Published by Davide Pappalardo on April 13, 2017
T/Error hails from Rome, an Italian electro project, which has already released two concept albums (U-235, about the instability of Uranium, for Body Control Records and D7, about the spectrum of sound, for Bass Agenda Recordings) and an EP called Databending for Borg Recordings. Now, it returns, under the tutelage of the aforementioned British label, with a third album called Eka Bismuth, a new concept about the evolution of mankind. The music is dark and abstract, following a minimal path full of calculated melodious and ethereal strings, a downtempo work, where emotions and eerie evocations are not forsaken.
Slavery starts the work with an electronic groove made of modular sounds and evocative synth-lines, giving us an abstract, “aquatic” atmosphere, upon which minimal rhythms are layered. There is a certain melancholic mood, an encrypted message wanting to be found amidst the pulses and the grooving sounds. Alpha decay is an almost IDM number, but we don’t have to think about a fast piece ala Aphex Twin. A slow, growing crescendo follows once again a minimal structure based on basslines, 4/4 rhythms and intricate sonic structures.
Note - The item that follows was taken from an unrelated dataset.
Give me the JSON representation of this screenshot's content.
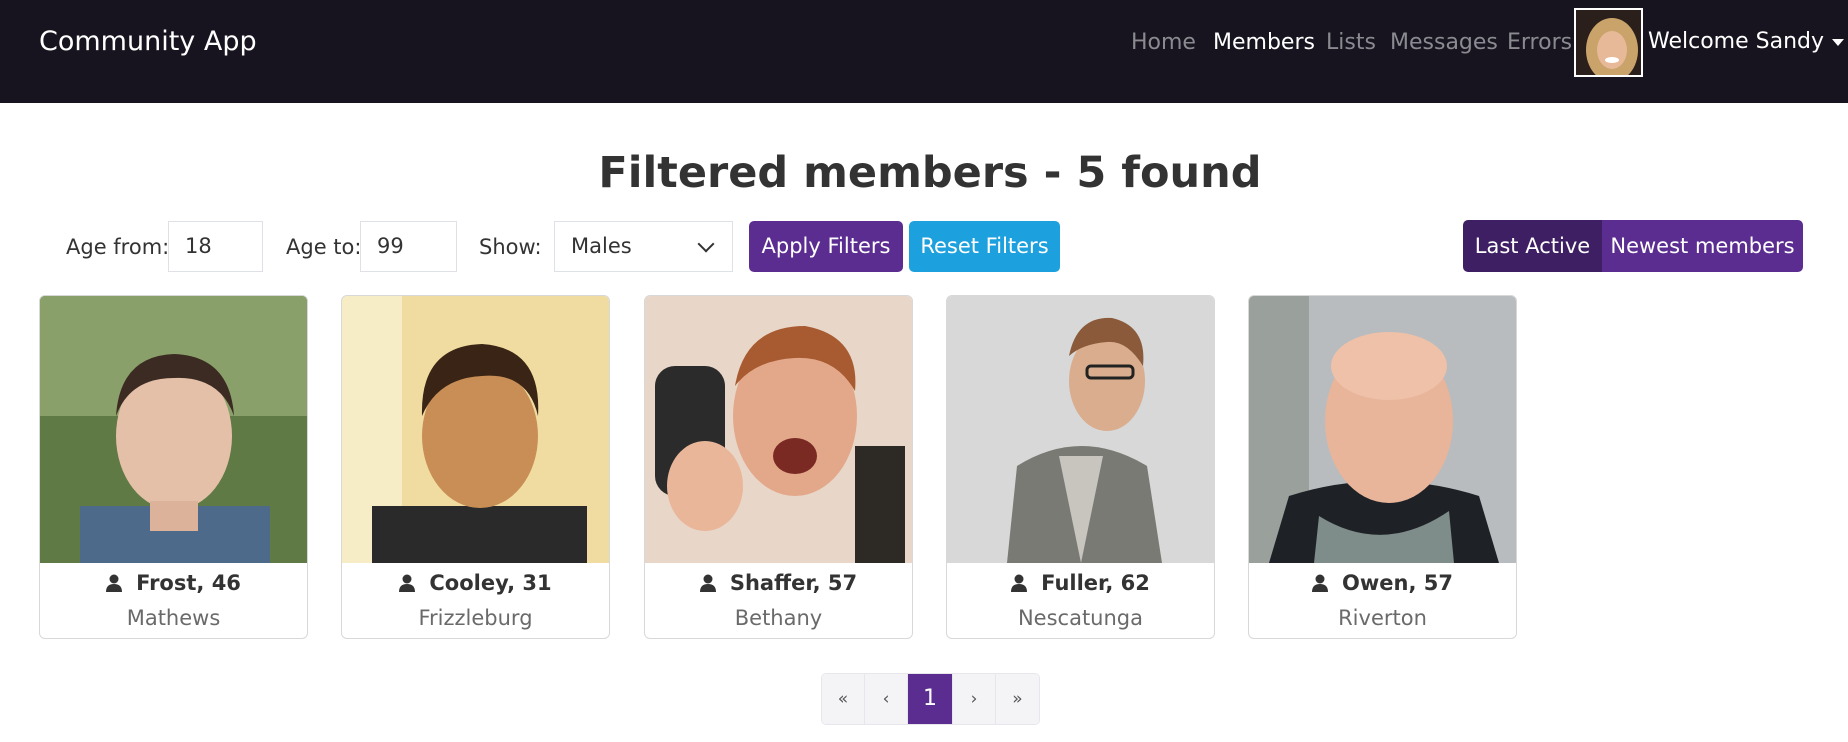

TransUranium plays with minimal synth sounds reminiscent of Kraftwerk and old-school electronic music, full of a spacey, retro-futuristic atmosphere, dominated by keys and processed vocals, while the titletrack starts as an ambient piece with creepy sounds and distant rhythms, and then it develops into a dreamy electro track which follows suit in a slow, minimal pattern.
Isotope 420 shows distorted lines and shrill sounds, and nostalgic, minimal keys are the protagonists of an enthralling motif, which dominates the track, and Stability island is a bass-based episode with distorted voices and crispy effects with an hypnotic quality in their rhythmic mantra.
Textures, electro sounds with deep bass and minimal synths and keys, an almost retro atmosphere and a downtempo techno edge: these are the main ingredients in an album which is more than a mere dancefloor-only experience, requiring, instead, a careful listening session, to be fully appreciated.
Label: Bass Agenda Recordings
Rating: 7, 5